* [DIRECTIONS FOR THIS TASK]
From the records below, please return each line that holds the word "source".

(RECORDS PROVIDED begins)

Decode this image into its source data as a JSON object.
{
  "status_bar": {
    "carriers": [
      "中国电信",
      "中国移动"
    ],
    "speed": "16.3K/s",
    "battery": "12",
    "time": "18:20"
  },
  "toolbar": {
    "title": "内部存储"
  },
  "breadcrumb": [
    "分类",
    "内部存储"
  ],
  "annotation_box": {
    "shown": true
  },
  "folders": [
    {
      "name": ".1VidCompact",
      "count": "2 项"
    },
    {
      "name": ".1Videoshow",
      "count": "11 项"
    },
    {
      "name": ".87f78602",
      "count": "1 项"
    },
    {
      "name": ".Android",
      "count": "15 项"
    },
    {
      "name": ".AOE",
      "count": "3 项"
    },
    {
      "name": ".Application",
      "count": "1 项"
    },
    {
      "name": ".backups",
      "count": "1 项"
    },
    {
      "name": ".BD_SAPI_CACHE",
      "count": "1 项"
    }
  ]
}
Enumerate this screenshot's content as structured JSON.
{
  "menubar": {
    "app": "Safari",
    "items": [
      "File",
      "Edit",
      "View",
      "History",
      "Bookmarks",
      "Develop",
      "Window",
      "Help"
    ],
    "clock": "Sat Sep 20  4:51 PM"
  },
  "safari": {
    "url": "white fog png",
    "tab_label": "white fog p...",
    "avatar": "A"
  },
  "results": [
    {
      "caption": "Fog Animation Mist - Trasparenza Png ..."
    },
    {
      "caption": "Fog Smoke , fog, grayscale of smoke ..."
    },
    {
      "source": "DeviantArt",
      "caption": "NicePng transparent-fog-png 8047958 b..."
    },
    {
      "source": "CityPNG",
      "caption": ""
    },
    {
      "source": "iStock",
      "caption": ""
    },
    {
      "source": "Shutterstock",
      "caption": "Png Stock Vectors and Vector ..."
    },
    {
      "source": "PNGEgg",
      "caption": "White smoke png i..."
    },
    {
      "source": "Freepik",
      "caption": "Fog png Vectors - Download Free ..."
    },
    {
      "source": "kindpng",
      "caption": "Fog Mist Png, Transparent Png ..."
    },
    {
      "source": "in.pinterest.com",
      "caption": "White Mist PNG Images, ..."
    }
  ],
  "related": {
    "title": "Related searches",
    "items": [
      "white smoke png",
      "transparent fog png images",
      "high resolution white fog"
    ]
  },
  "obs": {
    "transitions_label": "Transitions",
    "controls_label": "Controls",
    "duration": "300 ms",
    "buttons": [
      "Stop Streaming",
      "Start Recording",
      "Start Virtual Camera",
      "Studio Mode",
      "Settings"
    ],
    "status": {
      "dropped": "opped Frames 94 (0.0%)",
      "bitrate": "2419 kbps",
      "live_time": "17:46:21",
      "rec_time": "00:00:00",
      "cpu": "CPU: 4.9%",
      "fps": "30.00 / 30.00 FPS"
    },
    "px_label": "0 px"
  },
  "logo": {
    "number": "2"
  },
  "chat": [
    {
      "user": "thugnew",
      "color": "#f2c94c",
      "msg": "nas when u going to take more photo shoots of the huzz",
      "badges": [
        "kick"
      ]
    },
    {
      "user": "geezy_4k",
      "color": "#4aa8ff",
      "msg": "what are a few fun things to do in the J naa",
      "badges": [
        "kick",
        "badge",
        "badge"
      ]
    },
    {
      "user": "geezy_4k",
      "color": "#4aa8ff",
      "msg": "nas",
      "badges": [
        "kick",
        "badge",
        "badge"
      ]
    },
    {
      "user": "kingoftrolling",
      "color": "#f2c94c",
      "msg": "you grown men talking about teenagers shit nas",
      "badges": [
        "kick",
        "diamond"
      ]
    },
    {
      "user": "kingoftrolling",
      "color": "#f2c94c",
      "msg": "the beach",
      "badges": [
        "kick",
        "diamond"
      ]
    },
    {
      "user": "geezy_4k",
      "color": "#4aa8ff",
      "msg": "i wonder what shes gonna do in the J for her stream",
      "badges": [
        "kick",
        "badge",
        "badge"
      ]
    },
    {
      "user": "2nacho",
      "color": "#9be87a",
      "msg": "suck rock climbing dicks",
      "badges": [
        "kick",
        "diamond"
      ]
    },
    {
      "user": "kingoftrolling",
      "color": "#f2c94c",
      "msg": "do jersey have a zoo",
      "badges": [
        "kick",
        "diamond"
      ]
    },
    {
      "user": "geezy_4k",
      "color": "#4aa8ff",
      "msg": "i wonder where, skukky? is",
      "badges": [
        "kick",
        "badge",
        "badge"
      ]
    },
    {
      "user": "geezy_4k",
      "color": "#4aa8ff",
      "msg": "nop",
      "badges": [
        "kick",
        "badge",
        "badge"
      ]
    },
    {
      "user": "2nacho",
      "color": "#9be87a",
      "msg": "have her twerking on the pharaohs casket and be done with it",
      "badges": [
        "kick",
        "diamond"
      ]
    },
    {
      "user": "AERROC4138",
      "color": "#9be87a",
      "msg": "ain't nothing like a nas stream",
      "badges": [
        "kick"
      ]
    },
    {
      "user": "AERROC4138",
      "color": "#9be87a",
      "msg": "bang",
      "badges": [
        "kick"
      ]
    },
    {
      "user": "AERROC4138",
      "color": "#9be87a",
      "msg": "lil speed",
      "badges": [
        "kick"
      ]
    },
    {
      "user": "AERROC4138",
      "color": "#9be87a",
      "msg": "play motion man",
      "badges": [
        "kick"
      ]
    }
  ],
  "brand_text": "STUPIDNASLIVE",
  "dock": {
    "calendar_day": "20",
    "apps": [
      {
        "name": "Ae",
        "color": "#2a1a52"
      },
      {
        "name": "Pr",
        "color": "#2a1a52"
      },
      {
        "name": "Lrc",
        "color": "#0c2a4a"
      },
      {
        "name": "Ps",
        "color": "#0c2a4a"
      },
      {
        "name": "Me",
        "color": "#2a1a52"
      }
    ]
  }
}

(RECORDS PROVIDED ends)

* [ANSWER SPACE]
Decode this image into its source data as a JSON object.
      "source": "DeviantArt",
      "source": "CityPNG",
      "source": "iStock",
      "source": "Shutterstock",
      "source": "PNGEgg",
      "source": "Freepik",
      "source": "kindpng",
      "source": "in.pinterest.com",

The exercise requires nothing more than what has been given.